Fertil Steril. 2008 Oct;90(4):1036-42. doi: 10.1016/j.fertnstert.2007.07.1338. Epub 2007 Oct 1.


Objective: To explore women's awareness of issues associated with delayed childbearing, including its social and medical implications and the limitations of available treatment.

Design: Cross-sectional study.

Setting: University-based tertiary care clinics.

Patient(s): Three hundred sixty-two women attending a subfertility clinic and 362 pregnant women.

Intervention(s): A precoded questionnaire.

Main outcome measure(s): Awareness and perceptions of issues surrounding delay in childbearing.
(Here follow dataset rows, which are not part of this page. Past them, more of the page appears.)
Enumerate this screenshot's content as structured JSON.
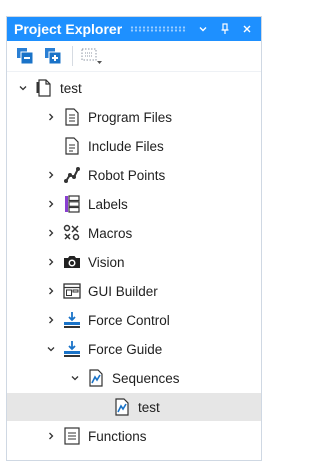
{
  "panel": {
    "title": "Project Explorer",
    "controls": [
      "dropdown-icon",
      "pin-icon",
      "close-icon"
    ]
  },
  "toolbar": {
    "buttons": [
      "collapse-all-icon",
      "new-item-icon",
      "view-options-icon"
    ]
  },
  "tree": {
    "root": {
      "label": "test",
      "expanded": true
    },
    "items": [
      {
        "label": "Program Files",
        "icon": "program-files-icon",
        "expandable": true,
        "expanded": false
      },
      {
        "label": "Include Files",
        "icon": "include-files-icon",
        "expandable": false
      },
      {
        "label": "Robot Points",
        "icon": "robot-points-icon",
        "expandable": true,
        "expanded": false
      },
      {
        "label": "Labels",
        "icon": "labels-icon",
        "expandable": true,
        "expanded": false
      },
      {
        "label": "Macros",
        "icon": "macros-icon",
        "expandable": true,
        "expanded": false
      },
      {
        "label": "Vision",
        "icon": "camera-icon",
        "expandable": true,
        "expanded": false
      },
      {
        "label": "GUI Builder",
        "icon": "gui-builder-icon",
        "expandable": true,
        "expanded": false
      },
      {
        "label": "Force Control",
        "icon": "force-control-icon",
        "expandable": true,
        "expanded": false
      },
      {
        "label": "Force Guide",
        "icon": "force-guide-icon",
        "expandable": true,
        "expanded": true
      },
      {
        "label": "Sequences",
        "icon": "sequences-icon",
        "expandable": true,
        "expanded": true
      },
      {
        "label": "test",
        "icon": "sequence-file-icon",
        "expandable": false,
        "selected": true
      },
      {
        "label": "Functions",
        "icon": "functions-icon",
        "expandable": true,
        "expanded": false
      }
    ]
  },
  "colors": {
    "titlebar": "#1e90ff",
    "selection": "#e6e6e6",
    "accent_blue": "#1a73c8"
  }
}
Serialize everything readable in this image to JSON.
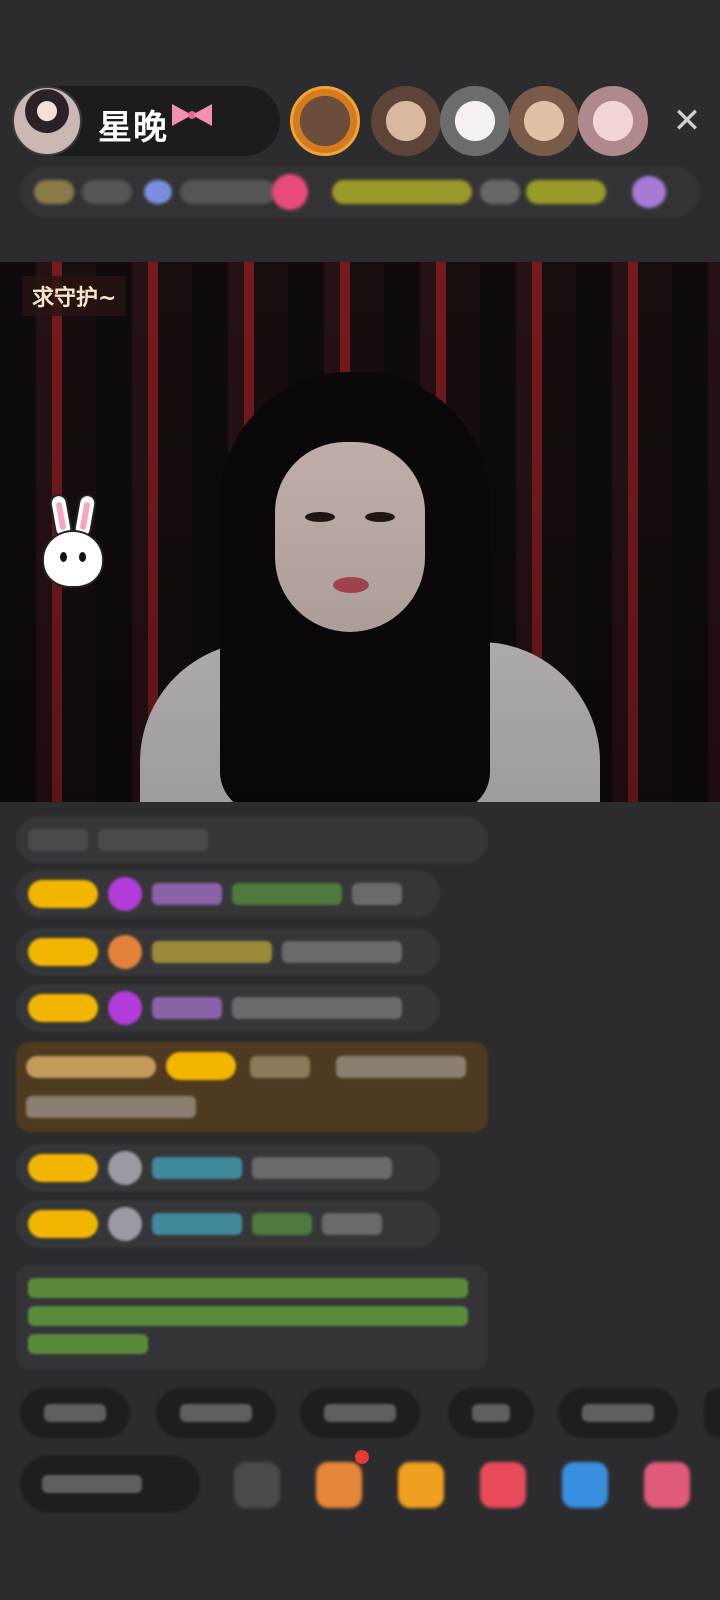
{
  "host": {
    "name": "星晚",
    "name_icon": "bow-icon"
  },
  "header": {
    "close_icon": "close-icon",
    "close_symbol": "✕"
  },
  "video": {
    "overlay_text": "求守护~",
    "sticker_icon": "rabbit-icon"
  },
  "colors": {
    "background": "#2c2c2e",
    "badge_gold": "#f2b600",
    "promo_brown": "#4e3a21",
    "system_green": "#5a8a3a"
  }
}
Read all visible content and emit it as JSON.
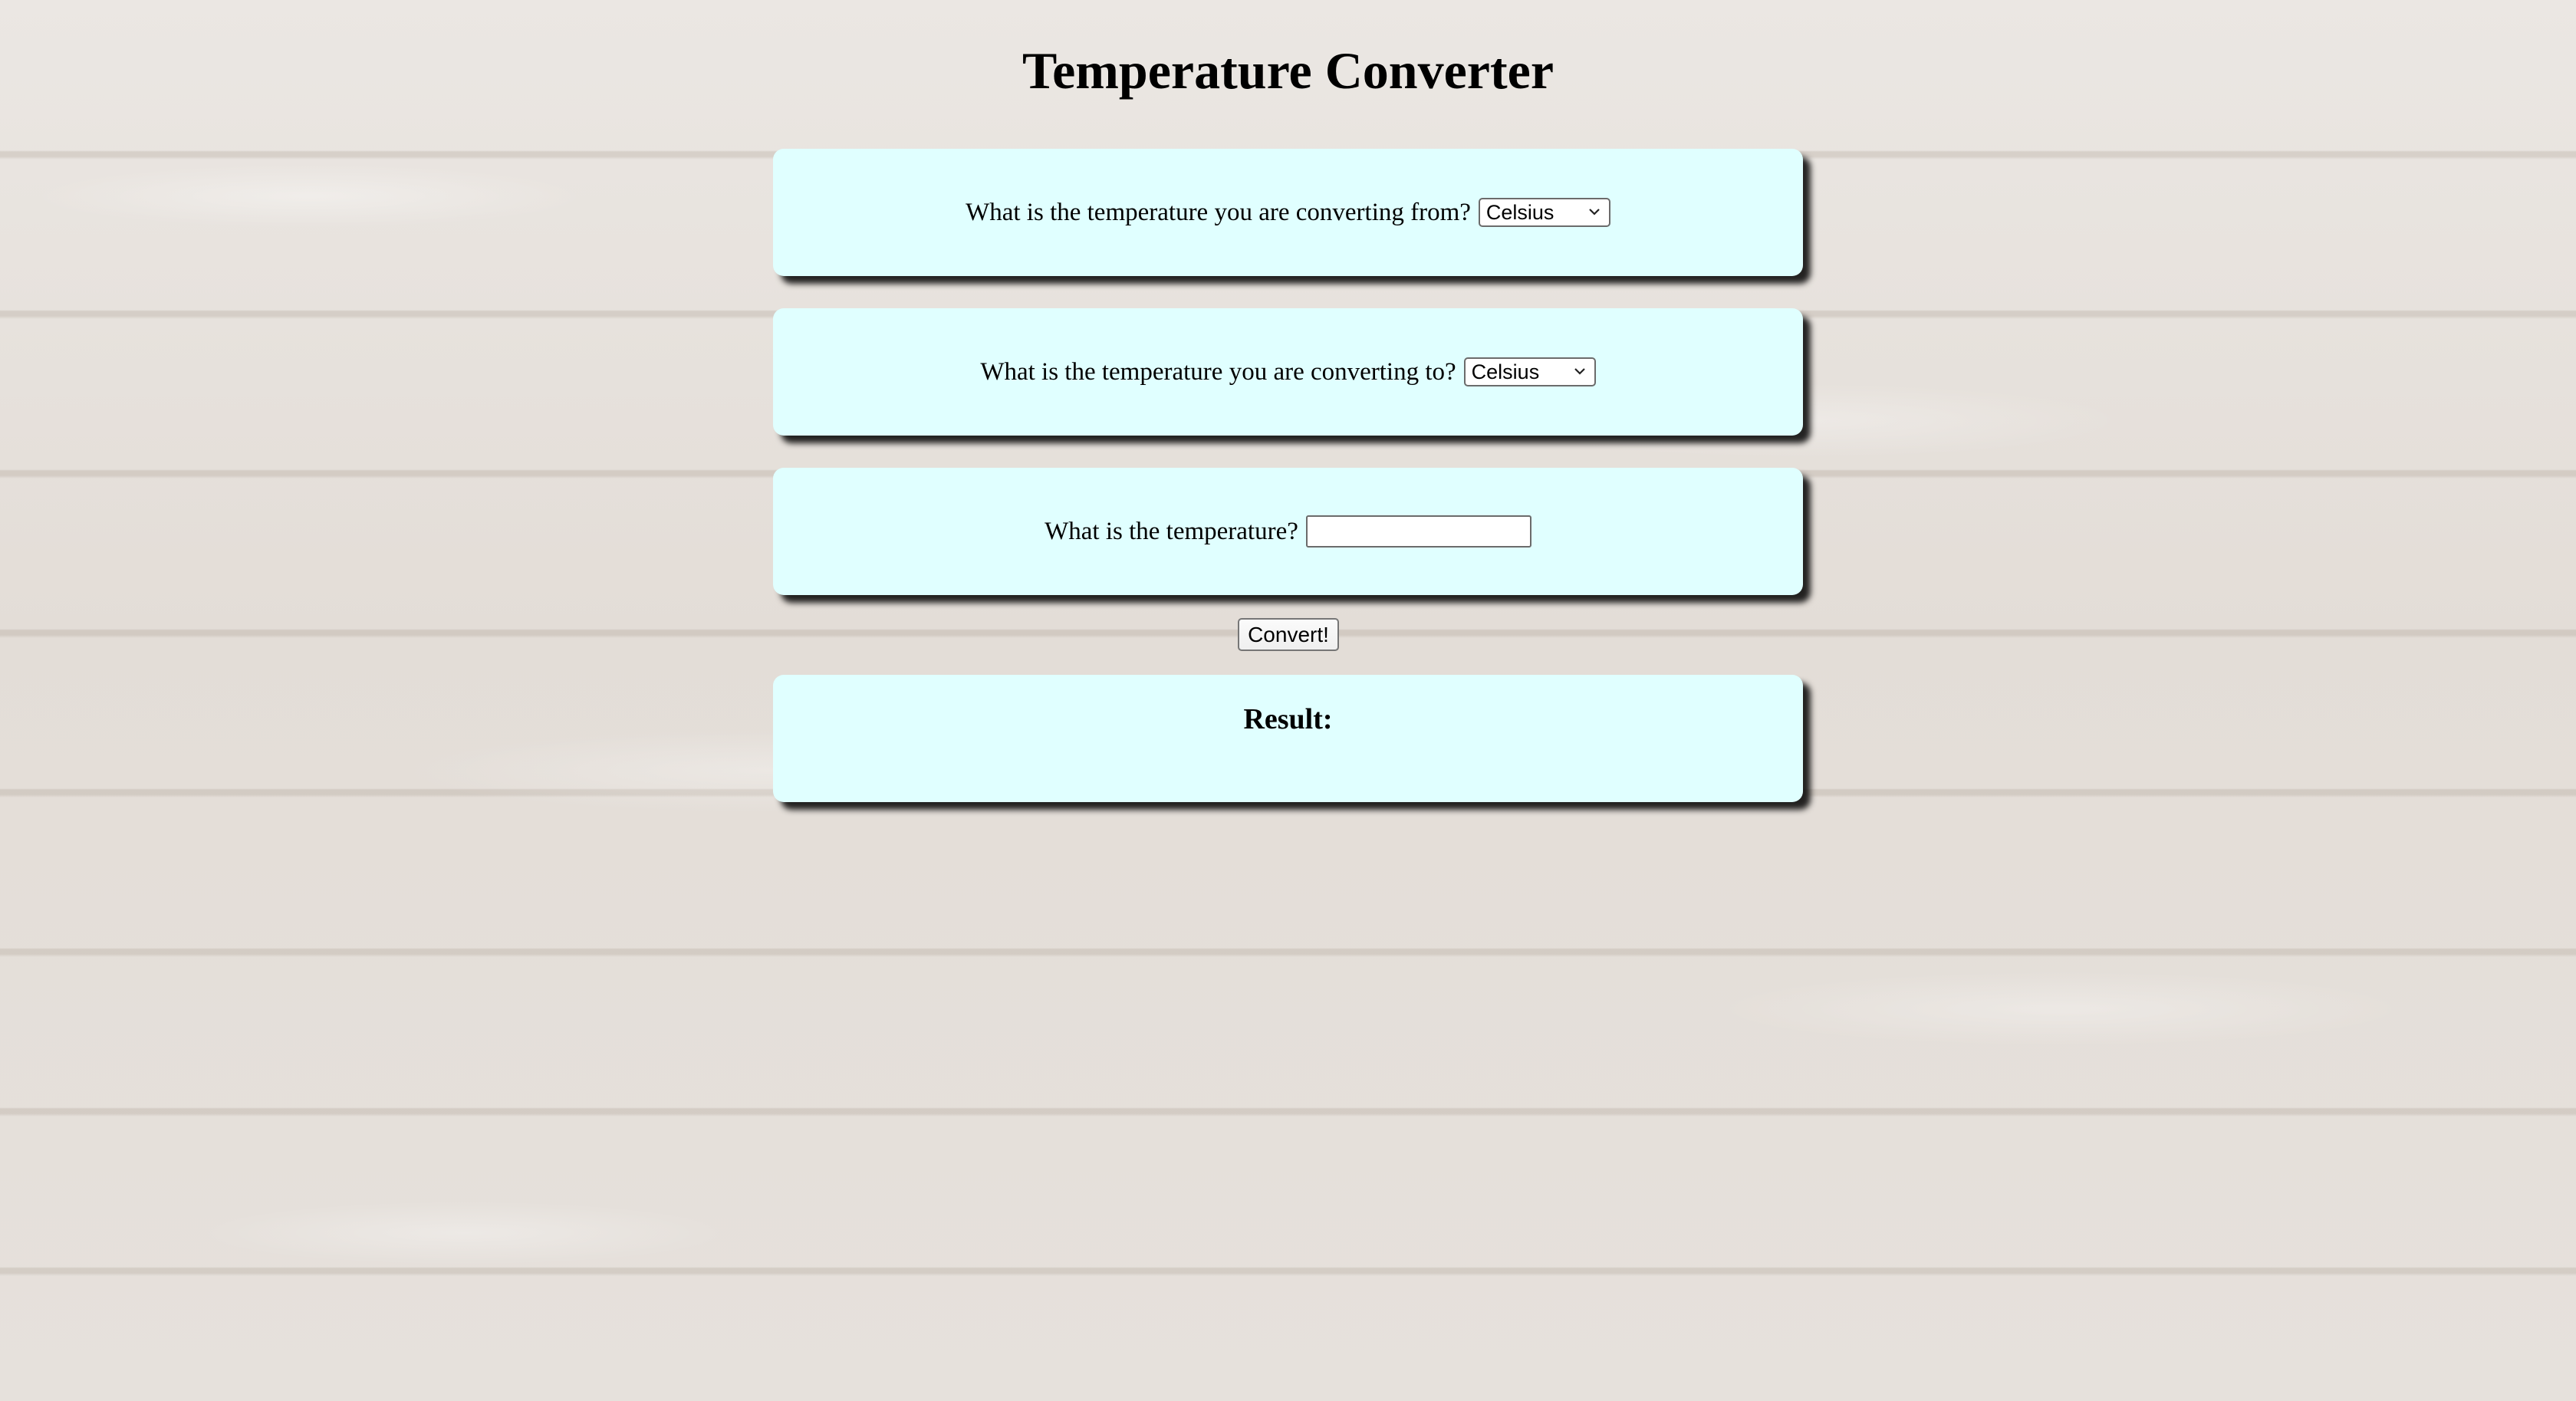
{
  "page": {
    "title": "Temperature Converter"
  },
  "form": {
    "from": {
      "label": "What is the temperature you are converting from?",
      "selected": "Celsius"
    },
    "to": {
      "label": "What is the temperature you are converting to?",
      "selected": "Celsius"
    },
    "temperature": {
      "label": "What is the temperature?",
      "value": ""
    },
    "convert_label": "Convert!"
  },
  "result": {
    "heading": "Result:"
  },
  "icons": {
    "dropdown": "chevron-down-icon"
  },
  "colors": {
    "card_background": "#e0ffff",
    "card_shadow": "#000000"
  }
}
Result(s): Subfertile women were, on average, 3.3 years older (95% confidence interval 2.5-4.1) and more likely to have tried for their first pregnancy after the age of 30 years (37.3% vs. 24.6%). Despite awareness of the impact of age on fertility, 85% of the subfertile group expected IVF to overcome the effects of age compared with 77% of the pregnant population. Knowledge about age-related obstetric risks, such as trisomy 21, was similar in both groups (86.3% vs. 85%). Almost all participants (94.5%) believed that women should be informed about the implications of delaying childbearing at an early age.

Conclusion(s): Women are largely aware of the risks and complications of delaying childbirth, but erroneously believe that IVF can reverse the effects of age. There is a need to provide accurate information in the community.

Publication types

  • Research Support, Non-U.S. Gov't

MeSH terms

  • Adult
  • Age Distribution
  • Attitude to Health
  • Awareness
  • Cross-Sectional Studies
  • Female
  • Fertilization in Vitro / psychology*
  • Fertilization in Vitro / statistics & numerical data
  • Health Knowledge, Attitudes, Practice*
  • Humans
  • Infertility, Female / epidemiology*
  • Infertility, Female / psychology*
  • Pregnancy
  • Pregnancy Complications / epidemiology*
  • Pregnancy Complications / psychology*
  • Reproductive Behavior / psychology*
  • Surveys and Questionnaires
  • Time Factors
  • United Kingdom / epidemiology
  • Women's Health*